Looking East: The Changing Face of World Business
We are finding that many of our clients are trading cross-border at a much earlier stage then has typically been the case in the past. Here, Paul Hancox of HSBC explains the growing power that Eastern countries are having within the global economy and why it would be a mistake to overlook their increasing prominence.
A fundamental and unprecedented shift is taking place in the global economy. As we see a very clear move from West to East, Asia and other emerging markets continue to assert themselves as the brightest prospects on the global landscape.
The East has long been a force in manufacturing, particularly goods which then make their way over to the West. However, some might not be aware that today, many Asian goods don't go to the West, but to other Asian countries. In India, two thirds of exports now go to markets outside the US and Europe. And in 2010, China became the largest importer of goods from Latin American powerhouse Brazil. We are seeing the emergence of South-South trade: globalisation isn't just a process of goods circulating from developing to developed countries; it crosses and connects emerging markets.

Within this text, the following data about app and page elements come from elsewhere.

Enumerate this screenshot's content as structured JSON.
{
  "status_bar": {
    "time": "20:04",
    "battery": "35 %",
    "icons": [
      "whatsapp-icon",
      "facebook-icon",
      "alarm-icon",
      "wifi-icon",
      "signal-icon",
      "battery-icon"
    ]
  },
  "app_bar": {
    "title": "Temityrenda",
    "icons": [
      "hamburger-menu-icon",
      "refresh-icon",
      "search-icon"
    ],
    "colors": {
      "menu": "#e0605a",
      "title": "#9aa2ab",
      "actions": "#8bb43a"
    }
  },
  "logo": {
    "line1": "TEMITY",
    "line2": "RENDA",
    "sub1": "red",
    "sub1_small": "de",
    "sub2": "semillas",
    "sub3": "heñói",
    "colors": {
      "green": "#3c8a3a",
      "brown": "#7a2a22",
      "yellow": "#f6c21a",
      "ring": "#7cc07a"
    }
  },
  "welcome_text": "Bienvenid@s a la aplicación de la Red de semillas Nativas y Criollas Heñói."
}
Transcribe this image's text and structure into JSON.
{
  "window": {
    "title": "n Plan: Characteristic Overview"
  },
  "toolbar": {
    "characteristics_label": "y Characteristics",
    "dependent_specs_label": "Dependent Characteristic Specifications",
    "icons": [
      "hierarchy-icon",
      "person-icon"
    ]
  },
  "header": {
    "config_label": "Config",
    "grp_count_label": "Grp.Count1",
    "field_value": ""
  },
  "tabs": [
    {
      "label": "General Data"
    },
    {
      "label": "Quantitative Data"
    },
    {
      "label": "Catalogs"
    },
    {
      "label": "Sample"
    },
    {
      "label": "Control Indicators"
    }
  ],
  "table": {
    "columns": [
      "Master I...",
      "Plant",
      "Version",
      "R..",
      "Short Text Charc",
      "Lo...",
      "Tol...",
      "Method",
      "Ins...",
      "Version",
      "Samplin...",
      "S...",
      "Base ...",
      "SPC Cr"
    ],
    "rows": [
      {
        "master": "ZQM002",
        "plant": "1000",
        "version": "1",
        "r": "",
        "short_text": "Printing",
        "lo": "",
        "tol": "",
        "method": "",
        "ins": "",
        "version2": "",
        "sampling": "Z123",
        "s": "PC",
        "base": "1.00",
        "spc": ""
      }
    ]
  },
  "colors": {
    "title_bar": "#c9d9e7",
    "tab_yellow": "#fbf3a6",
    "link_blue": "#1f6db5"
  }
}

To many businesses in the distant markets of the West, particularly perhaps those in the SME sector, Asia is unknown territory, with many businesses still having outdated perceptions of the region. But the risks of engagement must be seen in the context of the potential rewards.
The developing markets of Asia offer a virtuous circle of economic growth and investment and it is crucial that European businesspeople do not close their minds to the possibilities offered by the rise of Asia. While we talk to lots of businesses who are already creating opportunities in and with the East, we know that for many more, the statistics remain just that, statistics. It is for this reason that last year we commissioned The Futures Company to identify the most influential current and future trends in 'the East' - and interpret these to define practical implications and opportunities for companies domiciled in Europe. These findings were revealed in a report called: 'Looking East: The Changing Face of World Business'.
This report draws on Eastern economies' political, social, financial and consumer climate. It recognises that while every business and every national economy across the world is being affected by this shift from West to East, we will, in the future, see the decline of the western-centric mind-set, and a new way for the world to do business; quite simply, Europe is at risk if it doesn't keep up.
For many European companies, the rebalancing of economic power towards Asia presents a more challenging, more competitive, more threatening business environment. But there are also a huge range of opportunities; the new economic confidence of Asia means new markets, new global wealth and new business.
In summary, the findings provide us with a startling reality check and wake up call for companies; over the next decade, businesses can't afford to wait for business. They have to go where the business is. We are no longer looking at when West meets East but at how the East will redefine the West and how European businesses can respond for success.
If you would like to know more or get advice about expanding your company's trading activities abroad to capture new markets then contact Paul Hancox, International Commercial Manager of HSBC on email@example.com.